Social distancing – an international experiment necessitated by the COVID-19 pandemic –inspired a global research project on the effectiveness of different ways of motivating people to follow the pandemic safety rules. Researchers from SWPS University’s Institute of Psychology, Marta Roczniewska, Ph.D., Olga Białobrzeska, Ph.D., and Michał Parzuchowski, Ph.D. / Associate Professor were part of the international team.

#COVID-19 #social distancing #effectiveness #motivation #agency

What we researched:

  • The study tested motivational qualities of messages about social distancing.

How we did it:

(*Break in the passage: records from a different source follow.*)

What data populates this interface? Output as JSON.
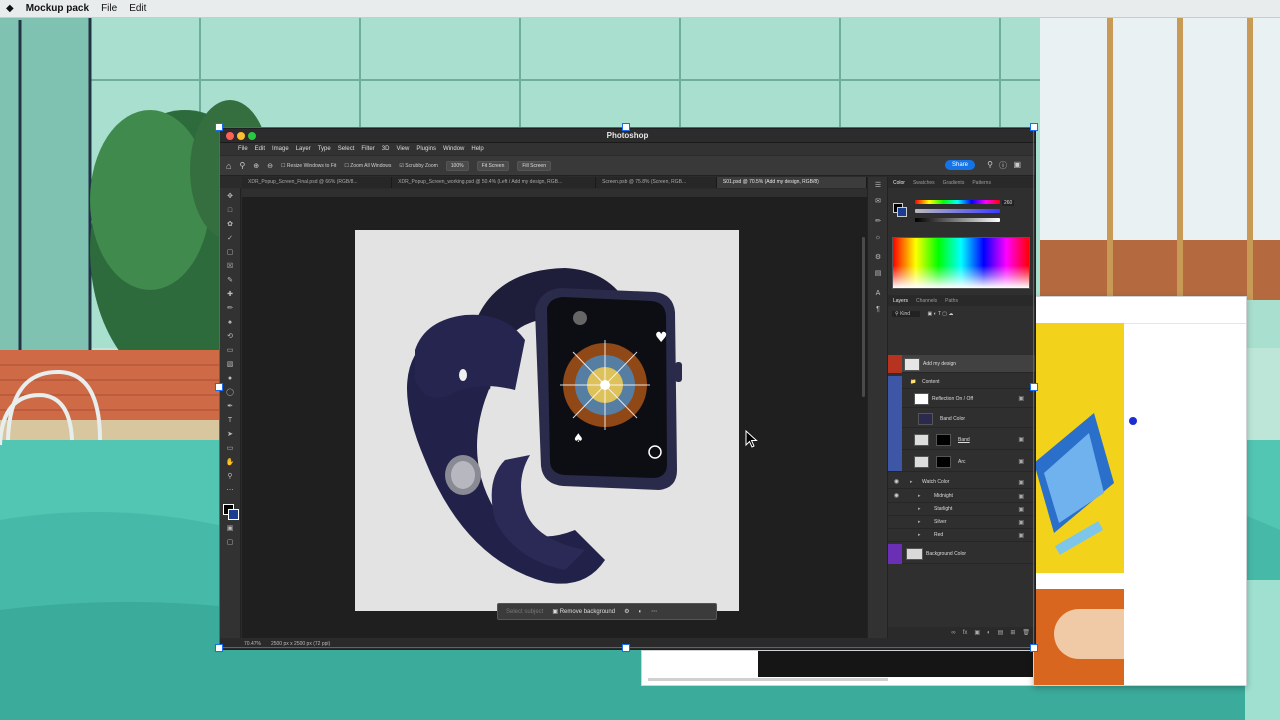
{
  "menubar": {
    "app_name": "Mockup pack",
    "items": [
      "File",
      "Edit"
    ]
  },
  "photoshop": {
    "window_title": "Photoshop",
    "menu": [
      "File",
      "Edit",
      "Image",
      "Layer",
      "Type",
      "Select",
      "Filter",
      "3D",
      "View",
      "Plugins",
      "Window",
      "Help"
    ],
    "options": {
      "resize_windows": "Resize Windows to Fit",
      "zoom_all": "Zoom All Windows",
      "scrubby_zoom": "Scrubby Zoom",
      "zoom_value": "100%",
      "fit_screen": "Fit Screen",
      "fill_screen": "Fill Screen",
      "share": "Share"
    },
    "tabs": [
      "XDR_Popup_Screen_Final.psd @ 66% (RGB/8...",
      "XDR_Popup_Screen_working.psd @ 50.4% (Left / Add my design, RGB...",
      "Screen.psb @ 75.8% (Screen, RGB...",
      "S01.psd @ 70.5% (Add my design, RGB/8)"
    ],
    "context_bar": {
      "select_subject": "Select subject",
      "remove_background": "Remove background"
    },
    "status": {
      "zoom": "70.47%",
      "doc_size": "2500 px x 2500 px (72 ppi)"
    },
    "panels": {
      "color_tabs": [
        "Color",
        "Swatches",
        "Gradients",
        "Patterns"
      ],
      "color_value": "260",
      "layer_tabs": [
        "Layers",
        "Channels",
        "Paths"
      ],
      "layer_filter": "Kind",
      "layers": [
        {
          "name": "Add my design",
          "kind": "smart"
        },
        {
          "name": "Content",
          "kind": "group"
        },
        {
          "name": "Reflection On / Off",
          "kind": "layer"
        },
        {
          "name": "Band Color",
          "kind": "layer"
        },
        {
          "name": "Band",
          "kind": "layer"
        },
        {
          "name": "Arc",
          "kind": "layer"
        },
        {
          "name": "Watch Color",
          "kind": "group"
        },
        {
          "name": "Midnight",
          "kind": "group"
        },
        {
          "name": "Starlight",
          "kind": "group"
        },
        {
          "name": "Silver",
          "kind": "group"
        },
        {
          "name": "Red",
          "kind": "group"
        },
        {
          "name": "Background Color",
          "kind": "layer"
        }
      ]
    }
  },
  "colors": {
    "ps_bg": "#2b2b2b",
    "accent_blue": "#1473e6",
    "selection_blue": "#1a6cf0",
    "watch_band": "#1e1d3a"
  }
}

  • The cross-country, preregistered experiment (n = 25,718 from 89 countries) tested hypotheses concerning generalizable positive and negative outcomes of social distancing messages that promoted personal agency and reflective choices (i.e., an autonomy-supportive message) or were restrictive and shaming (i.e., a controlling message) compared with no message at all.
  • The researchers found out that the autonomy-supportive message decreased feelings of defying social distancing recommendations relative to the controlling message, and the controlling message increased controlled motivation, a less effective form of motivation, relative to no message. Message type did not impact intentions to socially distance, but people’s existing motivations were related to intentions.

Why is it important:

  • The findings from this study were generalizable across a geographically diverse sample and may inform public health communication strategies in this and future global health emergencies.

“This work highlights the potential harm of using shaming and pressuring language in public health communication, with implications for the current and future global health challenges."